Even with optimal planning, observing time may be lost due to a variety of hardware or software problems.

The ground control computer simultaneously handles a large variety of tasks; it is known to crash regularly. Given the mildest problems, it may be restarted within several minutes. In the most severe situations (e.g. electrical power surges during a severe thunderstorm), it may take several hours to bring the system back on-line. As an image is read down to the ground, the telemetry stream is recorded on analog tape at the receiving station at Wallops Island, Virginia. Therefore, if the ground system crashes during the read of a camera, the image can normally be recovered at a later date from a "history replay" of the tape.

The receiving and commanding antennas at Wallops Island are computer-controlled. If the receiving antenna hardware or its control computer malfunctions as an image is being read, portions of the data will be permanently lost.

On rare occasions, the OBC may halt. This crash usually causes a loss of attitude as the spacecraft drifts away from its original pointing. Recovery may take three or more hours.

The OBC normally operates with a temperature near 52 degrees celsius. Observing targets at Betas between approximately 55 and 95 degrees causes a gradual increase in the OBC temperature. Maximum heating occurs in the winter months when the Earth nears perihelion. When the temperature in the OBC exceeds safe operating levels, the telescope must be slewed to a target outside this hot zone. The observer should therefore have some targets available at cool Betas. For more information on specific Beta limits see Sections 3.1 and 4.4.

Twice each year, in late summer and winter, IUE's orbit carries it through the earth's shadow once each day for three weeks. During shadow passages, which may last up to 81 minutes, no observations or maneuvers can be performed due to heavy battery discharge. Up to 60 minutes each day may be required to prepare the spacecraft for shadow and afterwards reconfigure it for normal science operations. During most of the shadow passages, both long-wavelength cameras are turned off to conserve power. Since the shadow helps cool the spacecraft, observing targets at hot Betas for extended periods rarely presents a problem during shadow season. The shadow occurs at the end of the US2 shift in late winter and at the end of the US1 shift in late summer.

Spacecraft ranging (see Section 2.4) is performed periodically to monitor IUE's orbit to derive accurate orbital elements for ground station antenna tracking. Any given shift may include several rangings, normally lasting from 5 to 10 minutes each. In general, 24 such rangings constitute a complete set and are usually obtained over a period of several days. These are considered to be time-critical "observations" and have priority over normal science operations. Although observatory staff attempt to perform rangings during other observing activities as often as possible, rangings may result in the loss of small amounts of observing time.

Despite all potential problems, the amount of time actually lost is quite small. Major losses of time, due to hardware or software problems, are typically about one per cent of the total observing time.

The IUE Project Scientist is informed when an observer has lost a significant amount of time (usually 10 minutes or more) due to hardware or software problems or to errors in execution.

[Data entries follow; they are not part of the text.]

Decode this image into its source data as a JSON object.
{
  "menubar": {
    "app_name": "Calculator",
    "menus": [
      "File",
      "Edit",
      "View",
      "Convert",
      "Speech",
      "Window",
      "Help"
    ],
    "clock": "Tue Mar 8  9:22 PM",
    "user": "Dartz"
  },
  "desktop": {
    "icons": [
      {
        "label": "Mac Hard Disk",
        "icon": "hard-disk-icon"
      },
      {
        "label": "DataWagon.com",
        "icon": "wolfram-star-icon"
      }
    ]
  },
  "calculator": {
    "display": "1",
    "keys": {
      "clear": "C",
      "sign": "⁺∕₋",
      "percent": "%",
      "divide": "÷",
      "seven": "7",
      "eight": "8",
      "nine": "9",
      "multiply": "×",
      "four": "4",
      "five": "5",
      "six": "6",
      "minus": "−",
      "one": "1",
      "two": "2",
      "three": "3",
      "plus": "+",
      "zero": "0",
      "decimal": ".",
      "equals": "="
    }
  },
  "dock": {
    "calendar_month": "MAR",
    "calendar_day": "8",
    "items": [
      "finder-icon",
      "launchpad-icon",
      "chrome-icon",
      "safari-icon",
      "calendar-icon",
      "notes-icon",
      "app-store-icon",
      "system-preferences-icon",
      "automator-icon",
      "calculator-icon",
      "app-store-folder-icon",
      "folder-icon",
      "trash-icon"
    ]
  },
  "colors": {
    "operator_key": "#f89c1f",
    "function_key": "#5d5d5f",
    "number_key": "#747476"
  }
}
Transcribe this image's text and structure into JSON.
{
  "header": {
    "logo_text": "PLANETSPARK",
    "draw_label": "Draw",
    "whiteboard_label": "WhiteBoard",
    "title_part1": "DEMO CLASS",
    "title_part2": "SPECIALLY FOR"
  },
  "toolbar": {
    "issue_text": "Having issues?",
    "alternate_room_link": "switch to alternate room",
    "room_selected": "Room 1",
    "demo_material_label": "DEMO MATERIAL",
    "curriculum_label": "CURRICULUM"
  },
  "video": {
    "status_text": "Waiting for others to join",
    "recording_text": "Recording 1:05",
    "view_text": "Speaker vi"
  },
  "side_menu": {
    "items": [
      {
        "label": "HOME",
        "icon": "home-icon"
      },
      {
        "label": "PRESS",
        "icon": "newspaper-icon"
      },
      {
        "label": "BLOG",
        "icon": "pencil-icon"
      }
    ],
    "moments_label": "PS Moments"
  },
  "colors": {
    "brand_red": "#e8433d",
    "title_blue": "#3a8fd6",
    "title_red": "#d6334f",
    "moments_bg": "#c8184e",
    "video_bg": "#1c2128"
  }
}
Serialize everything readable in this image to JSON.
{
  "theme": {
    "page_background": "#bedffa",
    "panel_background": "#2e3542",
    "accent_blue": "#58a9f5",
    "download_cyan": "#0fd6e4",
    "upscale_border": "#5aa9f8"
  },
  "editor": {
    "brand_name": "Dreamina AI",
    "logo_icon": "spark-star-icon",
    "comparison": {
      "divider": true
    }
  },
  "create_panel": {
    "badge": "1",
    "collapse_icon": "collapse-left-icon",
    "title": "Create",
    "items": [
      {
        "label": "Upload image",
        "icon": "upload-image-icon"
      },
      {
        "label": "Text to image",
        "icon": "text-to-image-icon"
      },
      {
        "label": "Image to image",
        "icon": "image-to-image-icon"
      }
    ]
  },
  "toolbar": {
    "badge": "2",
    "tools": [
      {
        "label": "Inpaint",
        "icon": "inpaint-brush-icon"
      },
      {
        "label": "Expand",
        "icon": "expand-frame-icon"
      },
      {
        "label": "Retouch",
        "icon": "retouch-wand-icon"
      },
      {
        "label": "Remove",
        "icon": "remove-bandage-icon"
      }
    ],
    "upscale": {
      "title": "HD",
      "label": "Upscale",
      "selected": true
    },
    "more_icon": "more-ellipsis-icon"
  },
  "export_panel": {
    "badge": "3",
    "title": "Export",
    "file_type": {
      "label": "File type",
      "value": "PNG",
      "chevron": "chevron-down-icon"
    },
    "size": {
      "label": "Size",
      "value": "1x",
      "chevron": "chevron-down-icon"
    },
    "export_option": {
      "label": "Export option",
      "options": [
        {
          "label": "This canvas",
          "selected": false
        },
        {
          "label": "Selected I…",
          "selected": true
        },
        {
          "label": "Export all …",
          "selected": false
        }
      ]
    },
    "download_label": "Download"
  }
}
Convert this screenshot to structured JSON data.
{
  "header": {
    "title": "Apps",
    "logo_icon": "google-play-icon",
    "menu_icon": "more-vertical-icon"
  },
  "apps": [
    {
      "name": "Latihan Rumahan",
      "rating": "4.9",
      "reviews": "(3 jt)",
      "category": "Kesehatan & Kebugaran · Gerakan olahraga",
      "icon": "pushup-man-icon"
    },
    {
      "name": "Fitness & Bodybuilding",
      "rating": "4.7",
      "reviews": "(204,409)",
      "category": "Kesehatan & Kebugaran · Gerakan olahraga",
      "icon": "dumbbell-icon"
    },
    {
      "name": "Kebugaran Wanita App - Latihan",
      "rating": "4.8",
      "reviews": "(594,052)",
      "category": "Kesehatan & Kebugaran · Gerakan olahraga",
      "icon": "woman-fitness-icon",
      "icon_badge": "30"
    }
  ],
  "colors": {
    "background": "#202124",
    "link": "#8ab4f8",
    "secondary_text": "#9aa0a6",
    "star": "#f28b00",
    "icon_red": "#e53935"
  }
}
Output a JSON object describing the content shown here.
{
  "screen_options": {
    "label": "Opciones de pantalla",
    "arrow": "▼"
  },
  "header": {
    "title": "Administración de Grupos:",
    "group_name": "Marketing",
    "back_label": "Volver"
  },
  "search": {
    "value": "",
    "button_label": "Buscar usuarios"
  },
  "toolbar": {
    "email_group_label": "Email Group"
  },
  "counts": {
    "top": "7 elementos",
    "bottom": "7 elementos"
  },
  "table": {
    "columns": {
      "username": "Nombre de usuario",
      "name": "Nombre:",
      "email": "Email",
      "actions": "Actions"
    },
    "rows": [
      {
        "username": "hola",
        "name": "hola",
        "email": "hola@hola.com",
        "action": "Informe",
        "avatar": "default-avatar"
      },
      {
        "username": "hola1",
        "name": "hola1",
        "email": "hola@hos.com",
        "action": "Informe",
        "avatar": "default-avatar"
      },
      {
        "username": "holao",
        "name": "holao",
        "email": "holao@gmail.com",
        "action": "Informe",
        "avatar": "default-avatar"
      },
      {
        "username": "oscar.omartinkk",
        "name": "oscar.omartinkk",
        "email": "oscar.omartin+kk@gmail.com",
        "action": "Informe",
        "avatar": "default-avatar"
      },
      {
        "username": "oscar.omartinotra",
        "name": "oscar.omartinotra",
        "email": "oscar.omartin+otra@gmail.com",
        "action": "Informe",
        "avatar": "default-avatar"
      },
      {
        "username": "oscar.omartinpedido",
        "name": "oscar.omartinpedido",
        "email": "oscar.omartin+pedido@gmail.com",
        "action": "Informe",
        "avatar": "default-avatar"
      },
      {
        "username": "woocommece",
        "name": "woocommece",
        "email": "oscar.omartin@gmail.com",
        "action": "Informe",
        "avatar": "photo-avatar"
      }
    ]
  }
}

Such time loss will be considered for compensation at the request of the Principal Investigator in accordance with Observatory policy.

next up previous contents
Next: 4.13 Data Processing and Up: 4 Observing at GSFC Previous: 4.11 Microphonics

Last updated: 24 July 1997